LANSING, Mich. — The Michigan Supreme Court has denied the state’s redistricting commission’s request to protect it from any potential lawsuits that may arise out of the commission not meeting its constitutional deadline to complete the redistricting process.
Though the court recognized that the delay is due to an unanticipated delay in receiving tabulated census data – “through no fault” of the commission – it said the risk of future lawsuits was not enough to justify the relief requested by the commission and Michigan Secretary of State Jocelyn Benson.
The commission’s counsel implied during oral arguments that the commission intends to follow its delayed schedule with or without advance protection from the Supreme Court, saying the delay is necessary to be able to provide a fair and transparent redistricting process that also allows for meaningful public participation.

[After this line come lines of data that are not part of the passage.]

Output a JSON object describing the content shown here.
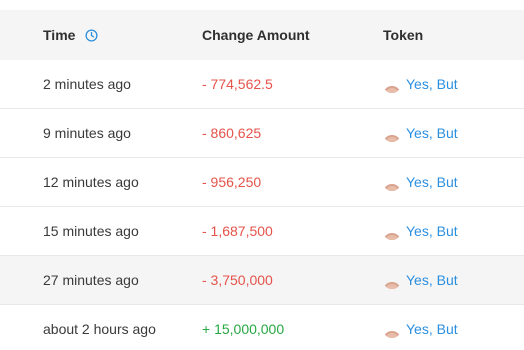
{
  "table": {
    "headers": {
      "time": "Time",
      "change_amount": "Change Amount",
      "token": "Token"
    },
    "header_icon": "clock-icon",
    "rows": [
      {
        "time": "2 minutes ago",
        "amount": "- 774,562.5",
        "direction": "negative",
        "token": "Yes, But"
      },
      {
        "time": "9 minutes ago",
        "amount": "- 860,625",
        "direction": "negative",
        "token": "Yes, But"
      },
      {
        "time": "12 minutes ago",
        "amount": "- 956,250",
        "direction": "negative",
        "token": "Yes, But"
      },
      {
        "time": "15 minutes ago",
        "amount": "- 1,687,500",
        "direction": "negative",
        "token": "Yes, But"
      },
      {
        "time": "27 minutes ago",
        "amount": "- 3,750,000",
        "direction": "negative",
        "token": "Yes, But"
      },
      {
        "time": "about 2 hours ago",
        "amount": "+ 15,000,000",
        "direction": "positive",
        "token": "Yes, But"
      }
    ],
    "token_icon": "token-avatar-icon"
  },
  "colors": {
    "negative": "#e5534b",
    "positive": "#27a843",
    "link": "#2b8fe0",
    "header_bg": "#f5f5f5"
  }
}
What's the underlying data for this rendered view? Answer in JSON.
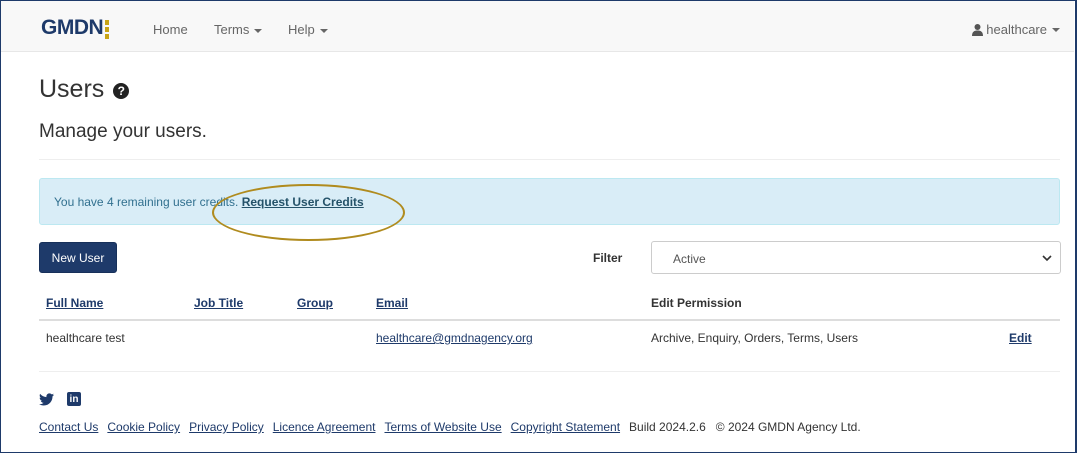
{
  "navbar": {
    "logo_text": "GMDN",
    "links": [
      "Home",
      "Terms",
      "Help"
    ],
    "user": "healthcare"
  },
  "header": {
    "title": "Users",
    "subtitle": "Manage your users."
  },
  "alert": {
    "text": "You have 4 remaining user credits.",
    "link": "Request User Credits"
  },
  "controls": {
    "new_user_label": "New User",
    "filter_label": "Filter",
    "filter_value": "Active"
  },
  "table": {
    "columns": [
      "Full Name",
      "Job Title",
      "Group",
      "Email",
      "Edit Permission"
    ],
    "rows": [
      {
        "full_name": "healthcare test",
        "job_title": "",
        "group": "",
        "email": "healthcare@gmdnagency.org",
        "permission": "Archive, Enquiry, Orders, Terms, Users",
        "action": "Edit"
      }
    ]
  },
  "footer": {
    "social_icons": [
      "twitter-icon",
      "linkedin-icon"
    ],
    "links": [
      "Contact Us",
      "Cookie Policy",
      "Privacy Policy",
      "Licence Agreement",
      "Terms of Website Use",
      "Copyright Statement"
    ],
    "build": "Build 2024.2.6",
    "copyright": "© 2024 GMDN Agency Ltd."
  },
  "colors": {
    "brand_navy": "#1e3a6a",
    "brand_gold": "#c8a415",
    "alert_bg": "#d9edf7",
    "highlight_oval": "#b08b1e"
  }
}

The court said in an order that its decision is “not a reflection on the merits of the questions briefed or how this court might resolve a future case raising similar issues.”
Instead, it only indicates that a majority of the court doesn’t believe the anticipatory relief sought is warranted.
Read the court's full order here.